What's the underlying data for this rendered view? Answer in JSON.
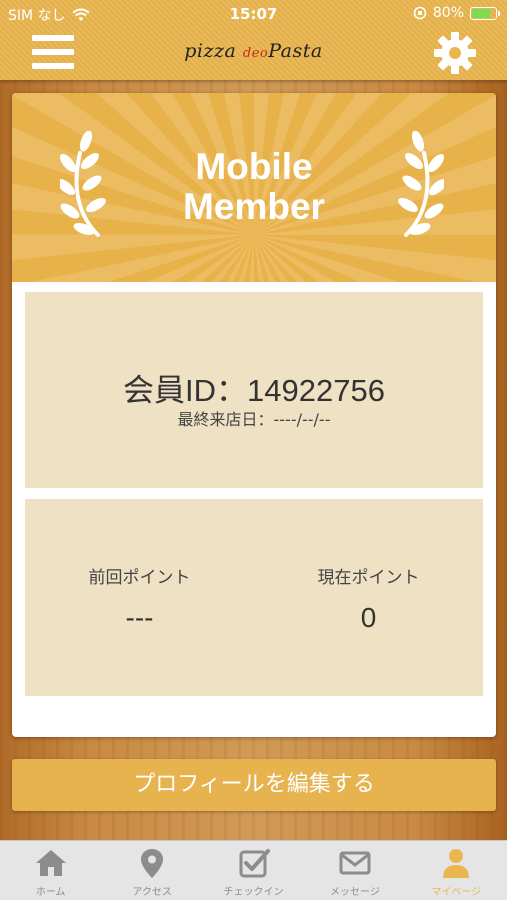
{
  "status_bar": {
    "carrier": "SIM なし",
    "time": "15:07",
    "battery": "80%",
    "battery_level": 0.8
  },
  "header": {
    "logo_text_a": "pizza",
    "logo_text_b": "deo",
    "logo_text_c": "Pasta"
  },
  "card": {
    "banner_title_line1": "Mobile",
    "banner_title_line2": "Member",
    "member_id": "会員ID：14922756",
    "last_visit": "最終来店日：----/--/--",
    "previous_points_label": "前回ポイント",
    "previous_points_value": "---",
    "current_points_label": "現在ポイント",
    "current_points_value": "0"
  },
  "edit_profile_button": "プロフィールを編集する",
  "tabs": [
    {
      "label": "ホーム",
      "icon": "home-icon"
    },
    {
      "label": "アクセス",
      "icon": "location-pin-icon"
    },
    {
      "label": "チェックイン",
      "icon": "checkbox-icon"
    },
    {
      "label": "メッセージ",
      "icon": "envelope-icon"
    },
    {
      "label": "マイページ",
      "icon": "person-icon",
      "active": true
    }
  ],
  "colors": {
    "header": "#e9b54f",
    "banner": "#e8b24a",
    "panel": "#efe1c4",
    "active_tab": "#e9b54f",
    "inactive_tab": "#8c8c8c"
  }
}
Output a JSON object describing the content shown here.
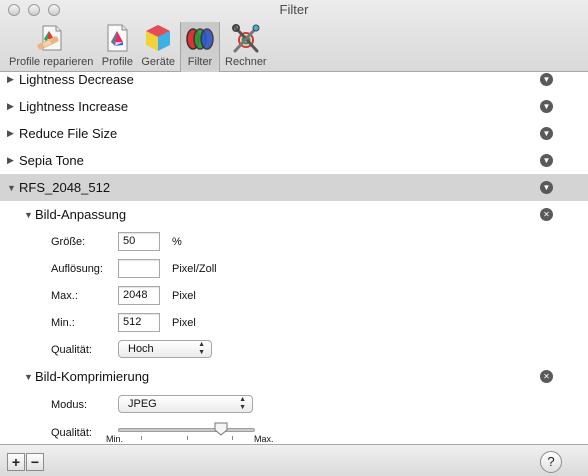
{
  "window": {
    "title": "Filter"
  },
  "toolbar": {
    "items": [
      {
        "label": "Profile reparieren",
        "icon": "profile-repair-icon"
      },
      {
        "label": "Profile",
        "icon": "profile-icon"
      },
      {
        "label": "Geräte",
        "icon": "devices-cube-icon"
      },
      {
        "label": "Filter",
        "icon": "filter-icon",
        "selected": true
      },
      {
        "label": "Rechner",
        "icon": "calculator-tools-icon"
      }
    ]
  },
  "list": {
    "filters": [
      {
        "label": "Lightness Decrease",
        "expanded": false
      },
      {
        "label": "Lightness Increase",
        "expanded": false
      },
      {
        "label": "Reduce File Size",
        "expanded": false
      },
      {
        "label": "Sepia Tone",
        "expanded": false
      },
      {
        "label": "RFS_2048_512",
        "expanded": true,
        "selected": true
      }
    ],
    "expanded_filter": {
      "sections": [
        {
          "label": "Bild-Anpassung",
          "fields": {
            "size": {
              "label": "Größe:",
              "value": "50",
              "unit": "%"
            },
            "resolution": {
              "label": "Auflösung:",
              "value": "",
              "unit": "Pixel/Zoll"
            },
            "max": {
              "label": "Max.:",
              "value": "2048",
              "unit": "Pixel"
            },
            "min": {
              "label": "Min.:",
              "value": "512",
              "unit": "Pixel"
            },
            "quality": {
              "label": "Qualität:",
              "value": "Hoch"
            }
          }
        },
        {
          "label": "Bild-Komprimierung",
          "fields": {
            "mode": {
              "label": "Modus:",
              "value": "JPEG"
            },
            "quality": {
              "label": "Qualität:",
              "min_label": "Min.",
              "max_label": "Max.",
              "level": 0.78
            }
          }
        }
      ]
    }
  },
  "bottombar": {
    "add": "+",
    "remove": "−",
    "help": "?"
  },
  "colors": {
    "selected_row": "#d4d4d4",
    "circle_button": "#5a5a5a"
  }
}
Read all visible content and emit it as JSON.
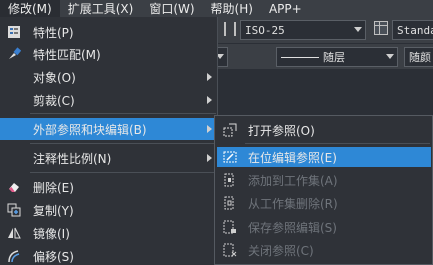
{
  "menubar": {
    "items": [
      "修改(M)",
      "扩展工具(X)",
      "窗口(W)",
      "帮助(H)",
      "APP+"
    ]
  },
  "toolbar": {
    "dimstyle": "ISO-25",
    "tablestyle": "Standard",
    "linetype": "随层",
    "lineweight": "随颜"
  },
  "menu": {
    "items": [
      {
        "label": "特性(P)",
        "icon": "properties-icon"
      },
      {
        "label": "特性匹配(M)",
        "icon": "match-properties-icon"
      },
      {
        "label": "对象(O)"
      },
      {
        "label": "剪裁(C)"
      },
      {
        "label": "外部参照和块编辑(B)"
      },
      {
        "label": "注释性比例(N)"
      },
      {
        "label": "删除(E)",
        "icon": "erase-icon"
      },
      {
        "label": "复制(Y)",
        "icon": "copy-icon"
      },
      {
        "label": "镜像(I)",
        "icon": "mirror-icon"
      },
      {
        "label": "偏移(S)",
        "icon": "offset-icon"
      }
    ]
  },
  "submenu": {
    "items": [
      {
        "label": "打开参照(O)",
        "enabled": true
      },
      {
        "label": "在位编辑参照(E)",
        "enabled": true
      },
      {
        "label": "添加到工作集(A)",
        "enabled": false
      },
      {
        "label": "从工作集删除(R)",
        "enabled": false
      },
      {
        "label": "保存参照编辑(S)",
        "enabled": false
      },
      {
        "label": "关闭参照(C)",
        "enabled": false
      }
    ]
  },
  "colors": {
    "highlight": "#2e88d6",
    "menu_bg": "#2f3238",
    "menubar_bg": "#3b3f45",
    "disabled_text": "#6f747b"
  }
}
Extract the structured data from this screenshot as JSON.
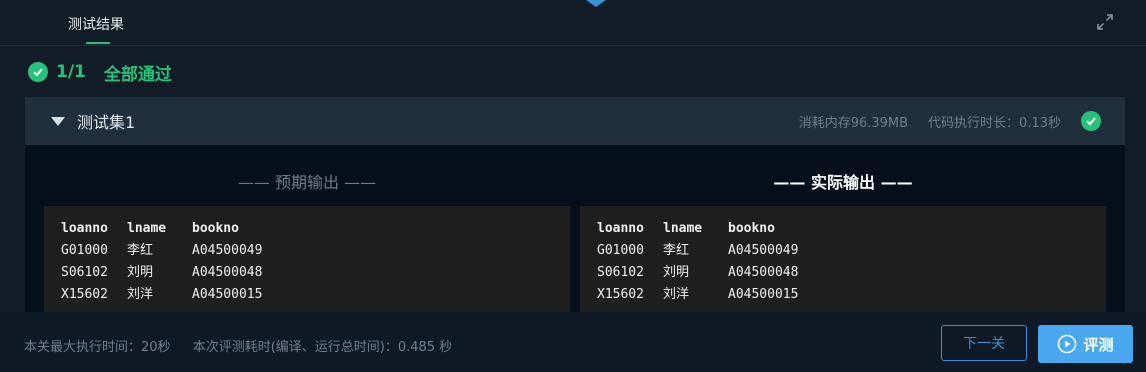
{
  "tabs": {
    "active": "测试结果"
  },
  "summary": {
    "score": "1/1",
    "status": "全部通过"
  },
  "test_set": {
    "title": "测试集1",
    "memory": "消耗内存96.39MB",
    "exec_time": "代码执行时长：0.13秒"
  },
  "expected": {
    "title": "—— 预期输出 ——",
    "header": [
      "loanno",
      "lname",
      "bookno"
    ],
    "rows": [
      [
        "G01000",
        "李红",
        "A04500049"
      ],
      [
        "S06102",
        "刘明",
        "A04500048"
      ],
      [
        "X15602",
        "刘洋",
        "A04500015"
      ]
    ]
  },
  "actual": {
    "title": "—— 实际输出 ——",
    "header": [
      "loanno",
      "lname",
      "bookno"
    ],
    "rows": [
      [
        "G01000",
        "李红",
        "A04500049"
      ],
      [
        "S06102",
        "刘明",
        "A04500048"
      ],
      [
        "X15602",
        "刘洋",
        "A04500015"
      ]
    ]
  },
  "footer": {
    "max_time": "本关最大执行时间：20秒",
    "eval_time": "本次评测耗时(编译、运行总时间)：0.485 秒",
    "next_label": "下一关",
    "judge_label": "评测"
  },
  "colors": {
    "success": "#27c27a",
    "accent": "#3a8fd6",
    "button": "#4aa8f0"
  }
}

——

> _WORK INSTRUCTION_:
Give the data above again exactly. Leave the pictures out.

> _RESPONSE_:
What's the underlying data for this rendered view? Answer in JSON.
{
  "status_bar": {
    "carrier": "SIM なし",
    "time": "15:07",
    "battery": "80%",
    "battery_level": 0.8
  },
  "header": {
    "logo_text_a": "pizza",
    "logo_text_b": "deo",
    "logo_text_c": "Pasta"
  },
  "card": {
    "banner_title_line1": "Mobile",
    "banner_title_line2": "Member",
    "member_id": "会員ID：14922756",
    "last_visit": "最終来店日：----/--/--",
    "previous_points_label": "前回ポイント",
    "previous_points_value": "---",
    "current_points_label": "現在ポイント",
    "current_points_value": "0"
  },
  "edit_profile_button": "プロフィールを編集する",
  "tabs": [
    {
      "label": "ホーム",
      "icon": "home-icon"
    },
    {
      "label": "アクセス",
      "icon": "location-pin-icon"
    },
    {
      "label": "チェックイン",
      "icon": "checkbox-icon"
    },
    {
      "label": "メッセージ",
      "icon": "envelope-icon"
    },
    {
      "label": "マイページ",
      "icon": "person-icon",
      "active": true
    }
  ],
  "colors": {
    "header": "#e9b54f",
    "banner": "#e8b24a",
    "panel": "#efe1c4",
    "active_tab": "#e9b54f",
    "inactive_tab": "#8c8c8c"
  }
}
Output a JSON object describing the content shown here.
{
  "window": {
    "title": "Filter"
  },
  "toolbar": {
    "items": [
      {
        "label": "Profile reparieren",
        "icon": "profile-repair-icon"
      },
      {
        "label": "Profile",
        "icon": "profile-icon"
      },
      {
        "label": "Geräte",
        "icon": "devices-cube-icon"
      },
      {
        "label": "Filter",
        "icon": "filter-icon",
        "selected": true
      },
      {
        "label": "Rechner",
        "icon": "calculator-tools-icon"
      }
    ]
  },
  "list": {
    "filters": [
      {
        "label": "Lightness Decrease",
        "expanded": false
      },
      {
        "label": "Lightness Increase",
        "expanded": false
      },
      {
        "label": "Reduce File Size",
        "expanded": false
      },
      {
        "label": "Sepia Tone",
        "expanded": false
      },
      {
        "label": "RFS_2048_512",
        "expanded": true,
        "selected": true
      }
    ],
    "expanded_filter": {
      "sections": [
        {
          "label": "Bild-Anpassung",
          "fields": {
            "size": {
              "label": "Größe:",
              "value": "50",
              "unit": "%"
            },
            "resolution": {
              "label": "Auflösung:",
              "value": "",
              "unit": "Pixel/Zoll"
            },
            "max": {
              "label": "Max.:",
              "value": "2048",
              "unit": "Pixel"
            },
            "min": {
              "label": "Min.:",
              "value": "512",
              "unit": "Pixel"
            },
            "quality": {
              "label": "Qualität:",
              "value": "Hoch"
            }
          }
        },
        {
          "label": "Bild-Komprimierung",
          "fields": {
            "mode": {
              "label": "Modus:",
              "value": "JPEG"
            },
            "quality": {
              "label": "Qualität:",
              "min_label": "Min.",
              "max_label": "Max.",
              "level": 0.78
            }
          }
        }
      ]
    }
  },
  "bottombar": {
    "add": "+",
    "remove": "−",
    "help": "?"
  },
  "colors": {
    "selected_row": "#d4d4d4",
    "circle_button": "#5a5a5a"
  }
}
Read all visible content and emit it as JSON.
{
  "menubar": {
    "items": [
      "修改(M)",
      "扩展工具(X)",
      "窗口(W)",
      "帮助(H)",
      "APP+"
    ]
  },
  "toolbar": {
    "dimstyle": "ISO-25",
    "tablestyle": "Standard",
    "linetype": "随层",
    "lineweight": "随颜"
  },
  "menu": {
    "items": [
      {
        "label": "特性(P)",
        "icon": "properties-icon"
      },
      {
        "label": "特性匹配(M)",
        "icon": "match-properties-icon"
      },
      {
        "label": "对象(O)"
      },
      {
        "label": "剪裁(C)"
      },
      {
        "label": "外部参照和块编辑(B)"
      },
      {
        "label": "注释性比例(N)"
      },
      {
        "label": "删除(E)",
        "icon": "erase-icon"
      },
      {
        "label": "复制(Y)",
        "icon": "copy-icon"
      },
      {
        "label": "镜像(I)",
        "icon": "mirror-icon"
      },
      {
        "label": "偏移(S)",
        "icon": "offset-icon"
      }
    ]
  },
  "submenu": {
    "items": [
      {
        "label": "打开参照(O)",
        "enabled": true
      },
      {
        "label": "在位编辑参照(E)",
        "enabled": true
      },
      {
        "label": "添加到工作集(A)",
        "enabled": false
      },
      {
        "label": "从工作集删除(R)",
        "enabled": false
      },
      {
        "label": "保存参照编辑(S)",
        "enabled": false
      },
      {
        "label": "关闭参照(C)",
        "enabled": false
      }
    ]
  },
  "colors": {
    "highlight": "#2e88d6",
    "menu_bg": "#2f3238",
    "menubar_bg": "#3b3f45",
    "disabled_text": "#6f747b"
  }
}
Extract the structured data from this screenshot as JSON.
{
  "tabs": {
    "active": "测试结果"
  },
  "summary": {
    "score": "1/1",
    "status": "全部通过"
  },
  "test_set": {
    "title": "测试集1",
    "memory": "消耗内存96.39MB",
    "exec_time": "代码执行时长：0.13秒"
  },
  "expected": {
    "title": "—— 预期输出 ——",
    "header": [
      "loanno",
      "lname",
      "bookno"
    ],
    "rows": [
      [
        "G01000",
        "李红",
        "A04500049"
      ],
      [
        "S06102",
        "刘明",
        "A04500048"
      ],
      [
        "X15602",
        "刘洋",
        "A04500015"
      ]
    ]
  },
  "actual": {
    "title": "—— 实际输出 ——",
    "header": [
      "loanno",
      "lname",
      "bookno"
    ],
    "rows": [
      [
        "G01000",
        "李红",
        "A04500049"
      ],
      [
        "S06102",
        "刘明",
        "A04500048"
      ],
      [
        "X15602",
        "刘洋",
        "A04500015"
      ]
    ]
  },
  "footer": {
    "max_time": "本关最大执行时间：20秒",
    "eval_time": "本次评测耗时(编译、运行总时间)：0.485 秒",
    "next_label": "下一关",
    "judge_label": "评测"
  },
  "colors": {
    "success": "#27c27a",
    "accent": "#3a8fd6",
    "button": "#4aa8f0"
  }
}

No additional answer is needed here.